DATA SECTION:
++++++++++++++++++++
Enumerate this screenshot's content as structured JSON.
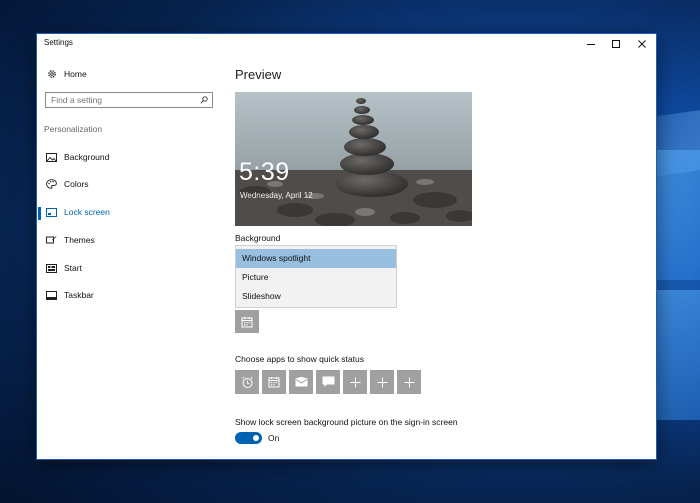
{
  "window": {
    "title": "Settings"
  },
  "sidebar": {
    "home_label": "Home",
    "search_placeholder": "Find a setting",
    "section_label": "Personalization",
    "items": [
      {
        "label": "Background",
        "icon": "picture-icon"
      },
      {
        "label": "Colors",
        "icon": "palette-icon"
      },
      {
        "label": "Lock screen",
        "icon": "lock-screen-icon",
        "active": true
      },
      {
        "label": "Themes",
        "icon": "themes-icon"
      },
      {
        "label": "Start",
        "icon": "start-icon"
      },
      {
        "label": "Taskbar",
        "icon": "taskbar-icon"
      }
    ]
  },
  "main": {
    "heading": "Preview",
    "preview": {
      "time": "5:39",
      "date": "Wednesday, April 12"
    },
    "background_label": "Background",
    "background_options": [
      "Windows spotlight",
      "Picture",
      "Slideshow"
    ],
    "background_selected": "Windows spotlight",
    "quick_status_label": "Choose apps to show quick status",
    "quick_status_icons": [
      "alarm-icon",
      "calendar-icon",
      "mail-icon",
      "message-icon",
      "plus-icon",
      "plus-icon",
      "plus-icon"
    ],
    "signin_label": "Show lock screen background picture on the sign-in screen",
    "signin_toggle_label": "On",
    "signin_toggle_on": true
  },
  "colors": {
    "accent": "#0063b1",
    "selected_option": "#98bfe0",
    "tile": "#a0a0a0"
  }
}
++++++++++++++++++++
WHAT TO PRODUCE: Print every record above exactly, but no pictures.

TASK ANSWER:
Enumerate this screenshot's content as structured JSON.
{
  "window": {
    "title": "Settings"
  },
  "sidebar": {
    "home_label": "Home",
    "search_placeholder": "Find a setting",
    "section_label": "Personalization",
    "items": [
      {
        "label": "Background",
        "icon": "picture-icon"
      },
      {
        "label": "Colors",
        "icon": "palette-icon"
      },
      {
        "label": "Lock screen",
        "icon": "lock-screen-icon",
        "active": true
      },
      {
        "label": "Themes",
        "icon": "themes-icon"
      },
      {
        "label": "Start",
        "icon": "start-icon"
      },
      {
        "label": "Taskbar",
        "icon": "taskbar-icon"
      }
    ]
  },
  "main": {
    "heading": "Preview",
    "preview": {
      "time": "5:39",
      "date": "Wednesday, April 12"
    },
    "background_label": "Background",
    "background_options": [
      "Windows spotlight",
      "Picture",
      "Slideshow"
    ],
    "background_selected": "Windows spotlight",
    "quick_status_label": "Choose apps to show quick status",
    "quick_status_icons": [
      "alarm-icon",
      "calendar-icon",
      "mail-icon",
      "message-icon",
      "plus-icon",
      "plus-icon",
      "plus-icon"
    ],
    "signin_label": "Show lock screen background picture on the sign-in screen",
    "signin_toggle_label": "On",
    "signin_toggle_on": true
  },
  "colors": {
    "accent": "#0063b1",
    "selected_option": "#98bfe0",
    "tile": "#a0a0a0"
  }
}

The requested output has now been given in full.